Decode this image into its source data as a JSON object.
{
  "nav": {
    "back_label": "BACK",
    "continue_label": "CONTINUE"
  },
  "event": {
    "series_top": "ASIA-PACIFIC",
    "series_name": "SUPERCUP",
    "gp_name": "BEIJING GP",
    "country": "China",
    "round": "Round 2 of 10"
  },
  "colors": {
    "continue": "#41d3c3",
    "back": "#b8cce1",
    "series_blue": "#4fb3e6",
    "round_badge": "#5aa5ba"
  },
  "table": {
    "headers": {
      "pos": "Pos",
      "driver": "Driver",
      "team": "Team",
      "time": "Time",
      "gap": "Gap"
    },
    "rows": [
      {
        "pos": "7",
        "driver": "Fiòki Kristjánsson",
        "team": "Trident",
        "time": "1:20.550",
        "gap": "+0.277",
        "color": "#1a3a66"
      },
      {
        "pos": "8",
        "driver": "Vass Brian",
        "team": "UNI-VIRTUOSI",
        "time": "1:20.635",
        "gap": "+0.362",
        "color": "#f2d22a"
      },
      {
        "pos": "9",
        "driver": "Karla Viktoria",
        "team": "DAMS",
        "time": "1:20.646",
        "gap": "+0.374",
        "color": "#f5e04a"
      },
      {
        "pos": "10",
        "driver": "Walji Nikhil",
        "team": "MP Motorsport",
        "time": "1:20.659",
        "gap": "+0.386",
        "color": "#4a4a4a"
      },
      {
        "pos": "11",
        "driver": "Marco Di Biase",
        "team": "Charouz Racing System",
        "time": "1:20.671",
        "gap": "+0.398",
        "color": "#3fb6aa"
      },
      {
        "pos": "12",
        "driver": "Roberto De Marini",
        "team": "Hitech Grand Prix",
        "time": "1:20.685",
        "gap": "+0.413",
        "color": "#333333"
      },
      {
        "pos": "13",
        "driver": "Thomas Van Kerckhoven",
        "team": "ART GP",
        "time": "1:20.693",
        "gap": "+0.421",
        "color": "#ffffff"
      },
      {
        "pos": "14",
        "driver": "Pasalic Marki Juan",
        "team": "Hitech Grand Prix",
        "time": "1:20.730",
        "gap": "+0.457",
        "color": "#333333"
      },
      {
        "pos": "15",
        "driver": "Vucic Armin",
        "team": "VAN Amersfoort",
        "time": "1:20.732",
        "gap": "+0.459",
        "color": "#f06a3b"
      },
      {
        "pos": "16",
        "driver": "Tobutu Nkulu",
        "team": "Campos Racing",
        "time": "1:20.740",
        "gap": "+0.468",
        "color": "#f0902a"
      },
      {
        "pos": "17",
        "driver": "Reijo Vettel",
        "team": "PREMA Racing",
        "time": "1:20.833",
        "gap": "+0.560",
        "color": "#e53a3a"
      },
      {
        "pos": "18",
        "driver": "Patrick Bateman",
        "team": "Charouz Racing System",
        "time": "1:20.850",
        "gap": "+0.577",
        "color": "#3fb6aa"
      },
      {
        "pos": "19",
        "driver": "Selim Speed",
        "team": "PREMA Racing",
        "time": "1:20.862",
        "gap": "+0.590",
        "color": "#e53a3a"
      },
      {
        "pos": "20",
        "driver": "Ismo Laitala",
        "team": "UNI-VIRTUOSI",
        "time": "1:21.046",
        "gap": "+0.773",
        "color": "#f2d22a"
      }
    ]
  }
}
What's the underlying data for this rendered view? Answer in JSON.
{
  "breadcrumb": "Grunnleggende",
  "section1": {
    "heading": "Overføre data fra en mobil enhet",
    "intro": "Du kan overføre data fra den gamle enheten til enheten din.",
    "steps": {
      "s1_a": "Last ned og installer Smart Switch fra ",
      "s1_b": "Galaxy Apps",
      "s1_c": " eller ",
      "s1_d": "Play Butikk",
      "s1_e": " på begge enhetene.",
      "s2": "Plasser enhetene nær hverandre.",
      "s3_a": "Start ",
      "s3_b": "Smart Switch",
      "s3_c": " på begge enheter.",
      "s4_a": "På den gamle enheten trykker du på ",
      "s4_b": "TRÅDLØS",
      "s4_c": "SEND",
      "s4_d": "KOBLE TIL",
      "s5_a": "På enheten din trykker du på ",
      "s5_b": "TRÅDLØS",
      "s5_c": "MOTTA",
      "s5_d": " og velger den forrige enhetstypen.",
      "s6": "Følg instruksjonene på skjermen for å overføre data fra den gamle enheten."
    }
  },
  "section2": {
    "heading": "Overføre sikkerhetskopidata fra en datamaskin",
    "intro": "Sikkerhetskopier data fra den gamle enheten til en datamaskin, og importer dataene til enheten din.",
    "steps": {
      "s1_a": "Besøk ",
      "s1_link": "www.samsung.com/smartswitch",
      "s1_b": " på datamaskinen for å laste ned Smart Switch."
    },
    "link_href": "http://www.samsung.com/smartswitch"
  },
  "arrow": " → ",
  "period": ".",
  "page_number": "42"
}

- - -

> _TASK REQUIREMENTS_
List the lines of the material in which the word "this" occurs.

> _YOUR SOLUTION_
Decode this image into its source data as a JSON object.
What's the underlying data for this rendered view? Answer in JSON.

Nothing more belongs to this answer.